The International Review of Law Journal is seeking articles for a special issue on domestic violence to be published in Spring 2013. The journal's goal is to showcase papers that address practical and theoretical accomplishments and challenges worldwide in the area of domestic violence. Provided that the focus of the article is law-related, the definition of domestic violence will be construed broadly.
The International Review of Law Journal is a peer-reviewed, bi-lingual (Arabic and English) international law journal at Qatar University College of Law. All content in the journal is 'open access,’ meaning articles are free-to-read on the web and authors retain copyright on the print and electronic versions of their work. From its base in the Middle East, the journal aims to bring perspectives from around the world to developments in the law. Submissions are accepted in both English and Arabic.

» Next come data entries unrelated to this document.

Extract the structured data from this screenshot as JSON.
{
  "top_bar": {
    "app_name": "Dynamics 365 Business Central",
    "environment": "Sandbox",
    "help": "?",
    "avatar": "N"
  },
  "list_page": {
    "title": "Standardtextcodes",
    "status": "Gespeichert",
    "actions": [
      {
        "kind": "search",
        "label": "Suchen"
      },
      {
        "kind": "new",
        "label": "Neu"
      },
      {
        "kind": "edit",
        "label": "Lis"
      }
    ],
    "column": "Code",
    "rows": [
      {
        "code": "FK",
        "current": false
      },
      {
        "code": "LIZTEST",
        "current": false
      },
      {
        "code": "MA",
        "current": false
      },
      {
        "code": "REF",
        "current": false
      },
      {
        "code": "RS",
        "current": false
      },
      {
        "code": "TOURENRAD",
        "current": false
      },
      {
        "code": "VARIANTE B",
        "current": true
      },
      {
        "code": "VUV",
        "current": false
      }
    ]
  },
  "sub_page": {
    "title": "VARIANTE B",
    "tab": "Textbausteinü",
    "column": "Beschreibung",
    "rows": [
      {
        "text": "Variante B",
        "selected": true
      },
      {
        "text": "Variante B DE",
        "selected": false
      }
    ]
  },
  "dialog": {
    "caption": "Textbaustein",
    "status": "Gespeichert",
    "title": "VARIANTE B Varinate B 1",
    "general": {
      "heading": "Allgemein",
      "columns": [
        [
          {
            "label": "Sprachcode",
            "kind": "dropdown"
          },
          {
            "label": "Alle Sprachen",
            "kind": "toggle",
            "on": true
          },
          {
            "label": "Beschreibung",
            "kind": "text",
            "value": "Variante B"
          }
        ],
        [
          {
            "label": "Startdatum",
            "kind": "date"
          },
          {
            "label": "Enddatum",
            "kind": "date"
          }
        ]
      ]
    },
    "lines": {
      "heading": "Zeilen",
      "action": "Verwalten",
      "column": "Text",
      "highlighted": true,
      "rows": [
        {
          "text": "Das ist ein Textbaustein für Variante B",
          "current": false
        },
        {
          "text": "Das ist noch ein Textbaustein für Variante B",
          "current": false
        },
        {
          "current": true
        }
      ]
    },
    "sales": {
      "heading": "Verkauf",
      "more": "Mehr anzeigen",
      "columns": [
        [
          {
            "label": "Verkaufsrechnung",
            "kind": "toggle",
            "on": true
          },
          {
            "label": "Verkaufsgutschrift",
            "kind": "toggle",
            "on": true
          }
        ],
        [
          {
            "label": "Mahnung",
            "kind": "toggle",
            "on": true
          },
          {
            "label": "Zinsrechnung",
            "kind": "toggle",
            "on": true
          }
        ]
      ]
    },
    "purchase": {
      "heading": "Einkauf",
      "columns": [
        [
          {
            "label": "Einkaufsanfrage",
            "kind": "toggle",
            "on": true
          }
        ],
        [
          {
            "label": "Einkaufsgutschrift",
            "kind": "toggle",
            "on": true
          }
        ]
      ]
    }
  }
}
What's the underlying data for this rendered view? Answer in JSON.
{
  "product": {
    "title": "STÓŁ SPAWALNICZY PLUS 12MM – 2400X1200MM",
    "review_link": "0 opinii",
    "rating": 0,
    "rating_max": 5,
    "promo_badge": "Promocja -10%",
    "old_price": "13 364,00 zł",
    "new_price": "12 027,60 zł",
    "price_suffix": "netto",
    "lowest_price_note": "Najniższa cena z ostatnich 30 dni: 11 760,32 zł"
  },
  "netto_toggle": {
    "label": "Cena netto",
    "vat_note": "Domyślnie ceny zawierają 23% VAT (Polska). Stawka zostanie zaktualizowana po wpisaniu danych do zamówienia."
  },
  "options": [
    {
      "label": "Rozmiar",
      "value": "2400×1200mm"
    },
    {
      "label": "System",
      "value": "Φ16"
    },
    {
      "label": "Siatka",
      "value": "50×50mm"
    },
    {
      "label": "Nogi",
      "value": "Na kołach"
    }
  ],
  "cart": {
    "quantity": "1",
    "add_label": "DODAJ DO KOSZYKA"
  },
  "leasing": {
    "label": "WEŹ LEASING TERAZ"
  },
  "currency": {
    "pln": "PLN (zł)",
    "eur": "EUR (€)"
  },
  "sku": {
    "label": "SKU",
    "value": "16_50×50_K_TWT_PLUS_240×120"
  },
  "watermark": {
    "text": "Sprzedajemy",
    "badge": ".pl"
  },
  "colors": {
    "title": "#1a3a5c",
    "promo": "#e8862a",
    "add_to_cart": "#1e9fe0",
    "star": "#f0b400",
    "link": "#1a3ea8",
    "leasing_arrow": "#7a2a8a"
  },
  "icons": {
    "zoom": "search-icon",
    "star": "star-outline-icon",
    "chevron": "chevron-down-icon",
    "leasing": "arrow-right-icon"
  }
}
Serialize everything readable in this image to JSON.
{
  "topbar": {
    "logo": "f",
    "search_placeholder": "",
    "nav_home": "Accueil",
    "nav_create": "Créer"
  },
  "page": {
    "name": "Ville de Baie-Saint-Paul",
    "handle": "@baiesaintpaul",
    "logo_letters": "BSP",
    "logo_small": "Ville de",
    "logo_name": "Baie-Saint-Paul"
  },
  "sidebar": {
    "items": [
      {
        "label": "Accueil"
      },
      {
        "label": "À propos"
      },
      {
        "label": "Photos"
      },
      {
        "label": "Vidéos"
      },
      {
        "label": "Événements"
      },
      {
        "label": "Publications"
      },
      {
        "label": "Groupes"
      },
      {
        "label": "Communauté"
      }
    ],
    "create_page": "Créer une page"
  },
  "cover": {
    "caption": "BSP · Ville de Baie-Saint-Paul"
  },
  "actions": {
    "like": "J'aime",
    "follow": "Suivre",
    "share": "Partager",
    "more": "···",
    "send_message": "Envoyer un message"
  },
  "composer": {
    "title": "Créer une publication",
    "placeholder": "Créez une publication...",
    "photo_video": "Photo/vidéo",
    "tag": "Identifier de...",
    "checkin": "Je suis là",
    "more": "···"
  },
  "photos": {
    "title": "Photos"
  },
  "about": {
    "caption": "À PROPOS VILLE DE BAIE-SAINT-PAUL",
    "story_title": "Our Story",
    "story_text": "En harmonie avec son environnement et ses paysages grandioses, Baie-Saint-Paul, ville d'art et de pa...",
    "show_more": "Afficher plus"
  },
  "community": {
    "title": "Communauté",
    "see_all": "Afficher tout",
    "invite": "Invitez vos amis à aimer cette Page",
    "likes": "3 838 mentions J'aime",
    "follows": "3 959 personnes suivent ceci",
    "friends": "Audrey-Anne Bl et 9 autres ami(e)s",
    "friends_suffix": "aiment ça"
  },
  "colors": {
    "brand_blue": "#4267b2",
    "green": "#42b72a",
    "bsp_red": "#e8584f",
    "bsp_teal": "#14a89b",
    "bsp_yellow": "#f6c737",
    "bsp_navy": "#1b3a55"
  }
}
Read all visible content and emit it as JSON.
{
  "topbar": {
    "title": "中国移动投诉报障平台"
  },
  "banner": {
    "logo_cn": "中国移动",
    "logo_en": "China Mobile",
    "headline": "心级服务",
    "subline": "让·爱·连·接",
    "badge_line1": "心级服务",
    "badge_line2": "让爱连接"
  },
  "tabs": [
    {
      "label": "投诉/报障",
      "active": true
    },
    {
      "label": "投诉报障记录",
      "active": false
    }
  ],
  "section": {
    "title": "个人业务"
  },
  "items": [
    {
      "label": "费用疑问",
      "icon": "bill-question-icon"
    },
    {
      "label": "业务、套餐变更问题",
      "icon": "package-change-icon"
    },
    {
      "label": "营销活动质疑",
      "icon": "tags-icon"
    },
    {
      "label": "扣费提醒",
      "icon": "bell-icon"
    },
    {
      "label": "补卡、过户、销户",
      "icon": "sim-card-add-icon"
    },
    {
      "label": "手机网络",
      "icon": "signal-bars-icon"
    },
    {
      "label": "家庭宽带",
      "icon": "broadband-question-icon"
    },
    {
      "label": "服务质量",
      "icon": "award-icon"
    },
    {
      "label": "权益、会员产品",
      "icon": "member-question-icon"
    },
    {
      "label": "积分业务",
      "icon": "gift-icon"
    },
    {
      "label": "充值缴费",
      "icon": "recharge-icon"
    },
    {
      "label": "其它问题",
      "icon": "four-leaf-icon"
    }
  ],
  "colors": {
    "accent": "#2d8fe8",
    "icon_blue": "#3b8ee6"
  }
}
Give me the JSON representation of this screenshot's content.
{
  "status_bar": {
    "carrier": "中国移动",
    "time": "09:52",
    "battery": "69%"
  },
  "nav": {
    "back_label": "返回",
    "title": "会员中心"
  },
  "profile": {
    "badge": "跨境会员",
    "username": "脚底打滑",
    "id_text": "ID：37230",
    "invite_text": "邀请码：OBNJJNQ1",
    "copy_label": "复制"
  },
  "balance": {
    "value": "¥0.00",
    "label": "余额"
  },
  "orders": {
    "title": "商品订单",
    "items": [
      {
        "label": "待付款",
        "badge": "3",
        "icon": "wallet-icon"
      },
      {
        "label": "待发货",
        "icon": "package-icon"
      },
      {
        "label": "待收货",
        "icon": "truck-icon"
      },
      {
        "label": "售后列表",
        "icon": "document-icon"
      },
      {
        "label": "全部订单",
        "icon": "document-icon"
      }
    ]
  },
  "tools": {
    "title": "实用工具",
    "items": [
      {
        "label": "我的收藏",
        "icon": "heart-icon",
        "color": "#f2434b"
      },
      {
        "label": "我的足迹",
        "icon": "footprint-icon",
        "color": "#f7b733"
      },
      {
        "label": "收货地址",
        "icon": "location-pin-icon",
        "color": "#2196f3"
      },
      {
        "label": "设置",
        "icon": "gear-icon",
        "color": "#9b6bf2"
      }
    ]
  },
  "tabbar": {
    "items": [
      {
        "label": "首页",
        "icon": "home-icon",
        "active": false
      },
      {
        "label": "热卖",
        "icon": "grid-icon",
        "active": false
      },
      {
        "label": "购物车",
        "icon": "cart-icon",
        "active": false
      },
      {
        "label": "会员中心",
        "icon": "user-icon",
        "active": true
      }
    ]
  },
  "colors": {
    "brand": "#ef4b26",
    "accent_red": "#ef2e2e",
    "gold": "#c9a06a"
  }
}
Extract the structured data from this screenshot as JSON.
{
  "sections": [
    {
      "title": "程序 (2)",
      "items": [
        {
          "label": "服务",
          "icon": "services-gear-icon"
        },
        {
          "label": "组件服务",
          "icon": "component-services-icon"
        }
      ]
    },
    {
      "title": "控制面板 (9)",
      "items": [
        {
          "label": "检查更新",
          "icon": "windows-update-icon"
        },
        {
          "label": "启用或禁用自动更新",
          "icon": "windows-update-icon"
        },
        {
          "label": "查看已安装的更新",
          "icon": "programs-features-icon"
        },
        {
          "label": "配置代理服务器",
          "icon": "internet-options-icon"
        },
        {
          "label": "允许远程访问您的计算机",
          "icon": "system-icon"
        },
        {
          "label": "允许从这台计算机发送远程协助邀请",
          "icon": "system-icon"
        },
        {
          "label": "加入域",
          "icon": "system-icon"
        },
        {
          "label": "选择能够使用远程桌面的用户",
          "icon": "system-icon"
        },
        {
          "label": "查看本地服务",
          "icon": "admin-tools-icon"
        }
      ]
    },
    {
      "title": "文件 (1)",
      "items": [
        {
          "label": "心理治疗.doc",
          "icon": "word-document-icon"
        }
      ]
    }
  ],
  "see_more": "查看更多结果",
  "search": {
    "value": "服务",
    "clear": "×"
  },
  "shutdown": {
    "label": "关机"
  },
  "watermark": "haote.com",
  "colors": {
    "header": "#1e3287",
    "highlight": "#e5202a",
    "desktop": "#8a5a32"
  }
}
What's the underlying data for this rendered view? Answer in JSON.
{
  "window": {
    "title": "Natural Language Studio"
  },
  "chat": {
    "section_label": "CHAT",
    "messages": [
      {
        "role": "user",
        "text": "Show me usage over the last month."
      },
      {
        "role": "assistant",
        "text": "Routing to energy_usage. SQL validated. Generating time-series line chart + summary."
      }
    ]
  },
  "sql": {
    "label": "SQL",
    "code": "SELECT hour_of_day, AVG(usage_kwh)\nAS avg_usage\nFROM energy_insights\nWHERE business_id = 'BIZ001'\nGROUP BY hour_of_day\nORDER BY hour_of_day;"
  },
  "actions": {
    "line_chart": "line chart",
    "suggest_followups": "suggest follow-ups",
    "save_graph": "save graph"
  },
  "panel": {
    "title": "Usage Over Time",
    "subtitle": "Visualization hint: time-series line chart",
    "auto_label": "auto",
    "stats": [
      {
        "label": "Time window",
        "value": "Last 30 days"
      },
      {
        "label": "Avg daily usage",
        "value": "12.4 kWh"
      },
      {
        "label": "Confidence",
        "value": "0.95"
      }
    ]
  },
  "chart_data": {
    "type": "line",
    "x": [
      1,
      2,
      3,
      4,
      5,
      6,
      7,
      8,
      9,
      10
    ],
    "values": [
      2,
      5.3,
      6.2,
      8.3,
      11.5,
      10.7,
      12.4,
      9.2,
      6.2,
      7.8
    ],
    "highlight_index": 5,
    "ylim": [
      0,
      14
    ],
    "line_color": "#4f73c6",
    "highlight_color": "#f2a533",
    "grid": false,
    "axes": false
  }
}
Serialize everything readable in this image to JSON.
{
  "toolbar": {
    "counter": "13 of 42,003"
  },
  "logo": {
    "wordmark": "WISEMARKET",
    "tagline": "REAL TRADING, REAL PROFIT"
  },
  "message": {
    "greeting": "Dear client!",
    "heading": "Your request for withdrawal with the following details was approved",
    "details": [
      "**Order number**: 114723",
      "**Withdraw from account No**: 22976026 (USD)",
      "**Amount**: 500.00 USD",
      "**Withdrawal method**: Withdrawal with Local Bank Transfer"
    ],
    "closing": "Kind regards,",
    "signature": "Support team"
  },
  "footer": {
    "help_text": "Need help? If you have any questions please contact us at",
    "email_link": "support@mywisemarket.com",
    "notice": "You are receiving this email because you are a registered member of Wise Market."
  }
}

The domestic violence special issue will be edited by Professor Mary Pat Treuthart, Gonzaga University School of Law. A section of this issue will be reserved for student submissions. Selected authors will be invited to Qatar University College of Law in Doha to conduct a guest lecture
on their area of research.
Contributors are requested to submit manuscripts of no more than 30 double-spaced pages including footnotes. Shorter pieces are welcome. Manuscripts will be accepted on a rolling basis; however, the final deadline for submissions is December 1, 2012. For more complete information on submission guidelines, please see the journal website.
Sunday, August 12, 2012
Last week, the United States Treasury Department announced that it has designated Hezbollah for its support of the Assad regime in Syria in connection with its violent crackdown against protestors. The designation has little practical impact, however. Hezbollah was already on the designated terrorist list, so its assets have been frozen for many years already.
The US Treasury Dept. also announced that it is imposing sanctions on the Syrian state-run oil company Sytrol under the Iran Sanctions Act (ISA), as amended by the Comprehensive Iran Sanctions, Accountability, and Divestment Act (CISADA), for conducting business with Iran’s energy sector. According to the US government, in April of this year, Syria and Iran engaged in two-way trade in the energy sector, in which Syria sent 33,000 metric tons of gasoline to Iran. The United States has determined that the value of the gasoline delivered by Sytrol to Iran in April was over $36 million, significantly exceeding the monetary thresholds for triggering sanctions under this law ($1 million threshold for individual transactions and the $5 million threshold for multiple transactions within a twelve-month period under U.S. law). The US government believes that this kind of trade allows Iran to continue developing its nuclear program while providing the Syrian government with resources to oppress its own people.